» **About this task**
Make an exact copy of the records, with the pictures left out.

» **Source information**
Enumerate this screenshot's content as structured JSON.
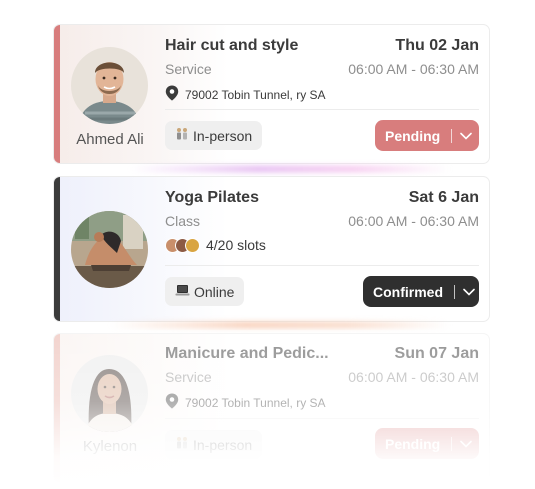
{
  "bookings": [
    {
      "title": "Hair cut and style",
      "date": "Thu 02 Jan",
      "type": "Service",
      "time": "06:00 AM - 06:30 AM",
      "address": "79002 Tobin Tunnel, ry SA",
      "person": "Ahmed Ali",
      "mode": "In-person",
      "mode_icon": "people-icon",
      "status": "Pending",
      "status_color": "#d87d7d"
    },
    {
      "title": "Yoga Pilates",
      "date": "Sat 6 Jan",
      "type": "Class",
      "time": "06:00 AM - 06:30 AM",
      "slots": "4/20 slots",
      "mode": "Online",
      "mode_icon": "laptop-icon",
      "status": "Confirmed",
      "status_color": "#2f2f2f"
    },
    {
      "title": "Manicure and Pedic...",
      "date": "Sun 07 Jan",
      "type": "Service",
      "time": "06:00 AM - 06:30 AM",
      "address": "79002 Tobin Tunnel, ry SA",
      "person": "Kylenon",
      "mode": "In-person",
      "mode_icon": "people-icon",
      "status": "Pending",
      "status_color": "#d87d7d"
    }
  ],
  "colors": {
    "pending": "#d87d7d",
    "confirmed": "#2f2f2f",
    "text": "#3b3b3b",
    "muted": "#8e8e8e"
  }
}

» **Answer to this problem**
Enumerate this screenshot's content as structured JSON.
{
  "bookings": [
    {
      "title": "Hair cut and style",
      "date": "Thu 02 Jan",
      "type": "Service",
      "time": "06:00 AM - 06:30 AM",
      "address": "79002 Tobin Tunnel, ry SA",
      "person": "Ahmed Ali",
      "mode": "In-person",
      "mode_icon": "people-icon",
      "status": "Pending",
      "status_color": "#d87d7d"
    },
    {
      "title": "Yoga Pilates",
      "date": "Sat 6 Jan",
      "type": "Class",
      "time": "06:00 AM - 06:30 AM",
      "slots": "4/20 slots",
      "mode": "Online",
      "mode_icon": "laptop-icon",
      "status": "Confirmed",
      "status_color": "#2f2f2f"
    },
    {
      "title": "Manicure and Pedic...",
      "date": "Sun 07 Jan",
      "type": "Service",
      "time": "06:00 AM - 06:30 AM",
      "address": "79002 Tobin Tunnel, ry SA",
      "person": "Kylenon",
      "mode": "In-person",
      "mode_icon": "people-icon",
      "status": "Pending",
      "status_color": "#d87d7d"
    }
  ],
  "colors": {
    "pending": "#d87d7d",
    "confirmed": "#2f2f2f",
    "text": "#3b3b3b",
    "muted": "#8e8e8e"
  }
}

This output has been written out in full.